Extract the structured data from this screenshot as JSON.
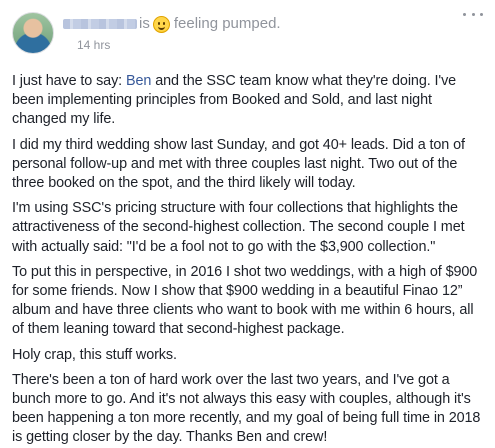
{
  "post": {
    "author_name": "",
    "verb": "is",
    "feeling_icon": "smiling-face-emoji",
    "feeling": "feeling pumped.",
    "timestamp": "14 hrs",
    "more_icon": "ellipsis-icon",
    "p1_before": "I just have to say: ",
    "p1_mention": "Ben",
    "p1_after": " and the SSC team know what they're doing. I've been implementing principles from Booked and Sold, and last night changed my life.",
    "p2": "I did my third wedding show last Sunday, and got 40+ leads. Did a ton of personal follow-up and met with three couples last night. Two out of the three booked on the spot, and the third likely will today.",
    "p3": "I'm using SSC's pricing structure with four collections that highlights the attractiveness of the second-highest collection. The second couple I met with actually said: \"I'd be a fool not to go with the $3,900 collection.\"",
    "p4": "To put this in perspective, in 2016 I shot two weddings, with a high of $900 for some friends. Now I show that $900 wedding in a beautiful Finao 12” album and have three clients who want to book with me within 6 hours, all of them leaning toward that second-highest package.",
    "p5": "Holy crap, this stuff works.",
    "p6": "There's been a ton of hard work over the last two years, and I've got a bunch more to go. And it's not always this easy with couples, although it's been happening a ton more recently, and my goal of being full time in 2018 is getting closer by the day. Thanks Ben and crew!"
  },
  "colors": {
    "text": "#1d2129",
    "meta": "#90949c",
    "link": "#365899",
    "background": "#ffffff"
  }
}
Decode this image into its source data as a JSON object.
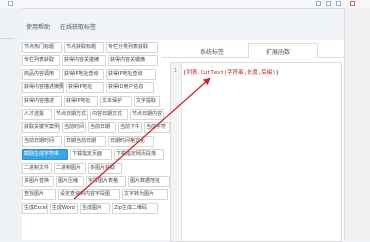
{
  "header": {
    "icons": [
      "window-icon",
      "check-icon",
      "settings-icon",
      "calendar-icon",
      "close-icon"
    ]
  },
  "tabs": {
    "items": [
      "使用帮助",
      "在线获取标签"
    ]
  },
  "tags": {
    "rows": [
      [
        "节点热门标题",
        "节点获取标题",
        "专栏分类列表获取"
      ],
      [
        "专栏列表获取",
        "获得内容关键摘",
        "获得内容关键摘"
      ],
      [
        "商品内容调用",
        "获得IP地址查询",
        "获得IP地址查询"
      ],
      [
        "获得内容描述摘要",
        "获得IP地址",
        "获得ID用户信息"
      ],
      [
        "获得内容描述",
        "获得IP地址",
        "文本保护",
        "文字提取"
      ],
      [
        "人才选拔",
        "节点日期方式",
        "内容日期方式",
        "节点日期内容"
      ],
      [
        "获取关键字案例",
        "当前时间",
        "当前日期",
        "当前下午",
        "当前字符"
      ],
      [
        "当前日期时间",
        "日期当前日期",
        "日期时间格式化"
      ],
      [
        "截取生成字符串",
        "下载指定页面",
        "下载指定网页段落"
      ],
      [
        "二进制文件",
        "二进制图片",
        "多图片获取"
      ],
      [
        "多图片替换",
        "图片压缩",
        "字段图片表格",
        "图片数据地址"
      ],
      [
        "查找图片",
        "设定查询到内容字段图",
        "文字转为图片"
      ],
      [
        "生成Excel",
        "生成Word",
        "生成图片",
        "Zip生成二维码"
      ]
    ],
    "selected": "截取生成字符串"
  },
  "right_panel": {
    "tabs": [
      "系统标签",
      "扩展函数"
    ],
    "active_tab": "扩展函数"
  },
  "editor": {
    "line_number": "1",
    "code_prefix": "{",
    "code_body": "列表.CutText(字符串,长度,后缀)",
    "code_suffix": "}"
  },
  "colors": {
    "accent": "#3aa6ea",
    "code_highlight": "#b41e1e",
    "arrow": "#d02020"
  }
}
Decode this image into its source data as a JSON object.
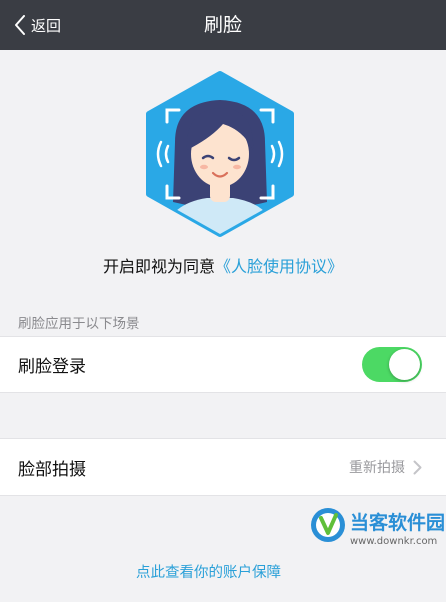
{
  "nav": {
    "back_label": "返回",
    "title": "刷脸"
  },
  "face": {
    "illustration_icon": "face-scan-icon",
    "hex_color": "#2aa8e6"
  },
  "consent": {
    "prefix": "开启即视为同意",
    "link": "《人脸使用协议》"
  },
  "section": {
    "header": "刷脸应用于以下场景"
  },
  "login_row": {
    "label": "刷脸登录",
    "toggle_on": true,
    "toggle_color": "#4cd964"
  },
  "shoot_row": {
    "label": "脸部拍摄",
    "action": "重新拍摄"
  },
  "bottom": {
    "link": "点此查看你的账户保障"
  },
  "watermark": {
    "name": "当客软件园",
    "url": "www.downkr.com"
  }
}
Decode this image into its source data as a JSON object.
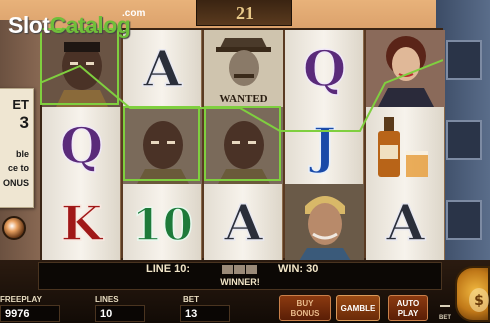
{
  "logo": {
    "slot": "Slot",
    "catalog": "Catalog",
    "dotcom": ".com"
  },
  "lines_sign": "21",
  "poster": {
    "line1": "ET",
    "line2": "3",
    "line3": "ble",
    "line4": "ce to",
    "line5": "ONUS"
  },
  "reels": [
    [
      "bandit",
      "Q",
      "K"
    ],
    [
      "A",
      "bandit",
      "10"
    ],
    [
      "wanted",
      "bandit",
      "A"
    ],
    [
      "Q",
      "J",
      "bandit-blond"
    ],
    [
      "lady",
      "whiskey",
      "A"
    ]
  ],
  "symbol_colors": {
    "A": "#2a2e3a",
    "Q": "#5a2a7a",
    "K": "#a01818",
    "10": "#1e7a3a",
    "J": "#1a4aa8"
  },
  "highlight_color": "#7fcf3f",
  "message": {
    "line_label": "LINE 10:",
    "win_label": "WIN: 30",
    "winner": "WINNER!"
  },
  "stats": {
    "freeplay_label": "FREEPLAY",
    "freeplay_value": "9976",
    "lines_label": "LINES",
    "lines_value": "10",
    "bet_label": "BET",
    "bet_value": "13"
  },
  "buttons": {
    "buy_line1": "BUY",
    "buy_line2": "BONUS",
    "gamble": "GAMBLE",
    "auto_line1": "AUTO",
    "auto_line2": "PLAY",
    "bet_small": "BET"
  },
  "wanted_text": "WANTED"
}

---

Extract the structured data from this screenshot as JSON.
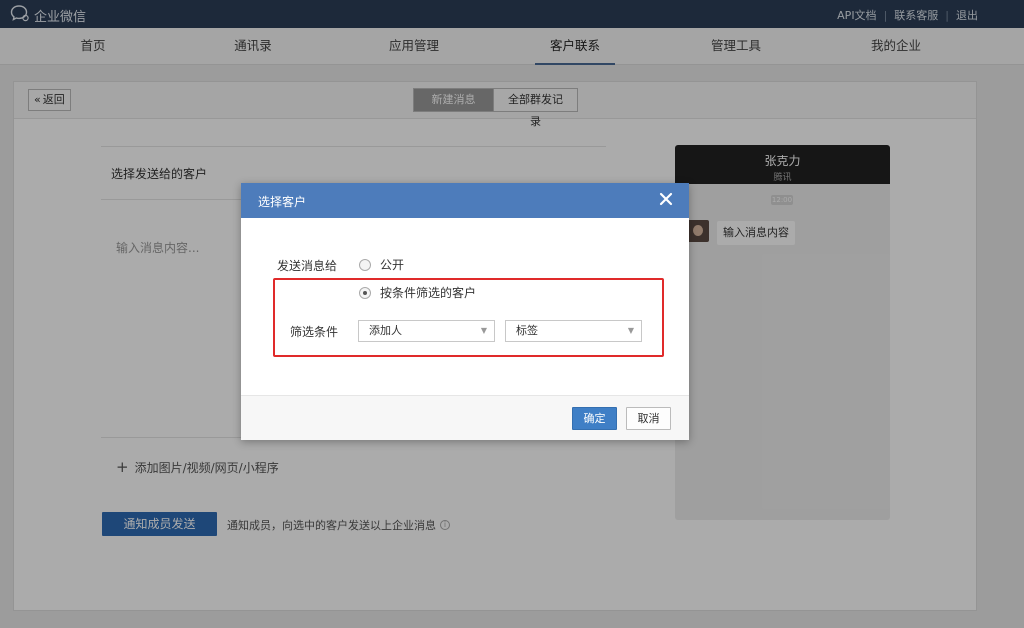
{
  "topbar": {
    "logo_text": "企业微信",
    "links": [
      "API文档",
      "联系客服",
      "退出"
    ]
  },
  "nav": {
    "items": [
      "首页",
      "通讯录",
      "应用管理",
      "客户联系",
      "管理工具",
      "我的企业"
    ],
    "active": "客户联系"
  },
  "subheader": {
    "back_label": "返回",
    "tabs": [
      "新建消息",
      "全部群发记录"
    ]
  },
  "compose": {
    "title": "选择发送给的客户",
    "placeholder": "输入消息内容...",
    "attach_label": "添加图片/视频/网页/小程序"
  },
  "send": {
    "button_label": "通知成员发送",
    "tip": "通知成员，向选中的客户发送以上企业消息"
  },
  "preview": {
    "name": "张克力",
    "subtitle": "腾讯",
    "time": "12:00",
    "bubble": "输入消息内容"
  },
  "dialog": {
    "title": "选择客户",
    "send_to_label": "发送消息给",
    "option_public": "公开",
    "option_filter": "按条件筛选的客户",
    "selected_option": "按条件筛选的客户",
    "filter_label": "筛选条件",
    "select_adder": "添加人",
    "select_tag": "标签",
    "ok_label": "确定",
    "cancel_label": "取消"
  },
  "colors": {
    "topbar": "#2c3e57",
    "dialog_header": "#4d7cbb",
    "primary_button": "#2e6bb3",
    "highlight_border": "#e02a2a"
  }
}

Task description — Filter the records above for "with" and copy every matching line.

Answer space —
    "p2": "I did my third wedding show last Sunday, and got 40+ leads. Did a ton of personal follow-up and met with three couples last night. Two out of the three booked on the spot, and the third likely will today.",
    "p3": "I'm using SSC's pricing structure with four collections that highlights the attractiveness of the second-highest collection. The second couple I met with actually said: \"I'd be a fool not to go with the $3,900 collection.\"",
    "p4": "To put this in perspective, in 2016 I shot two weddings, with a high of $900 for some friends. Now I show that $900 wedding in a beautiful Finao 12” album and have three clients who want to book with me within 6 hours, all of them leaning toward that second-highest package.",
    "p6": "There's been a ton of hard work over the last two years, and I've got a bunch more to go. And it's not always this easy with couples, although it's been happening a ton more recently, and my goal of being full time in 2018 is getting closer by the day. Thanks Ben and crew!"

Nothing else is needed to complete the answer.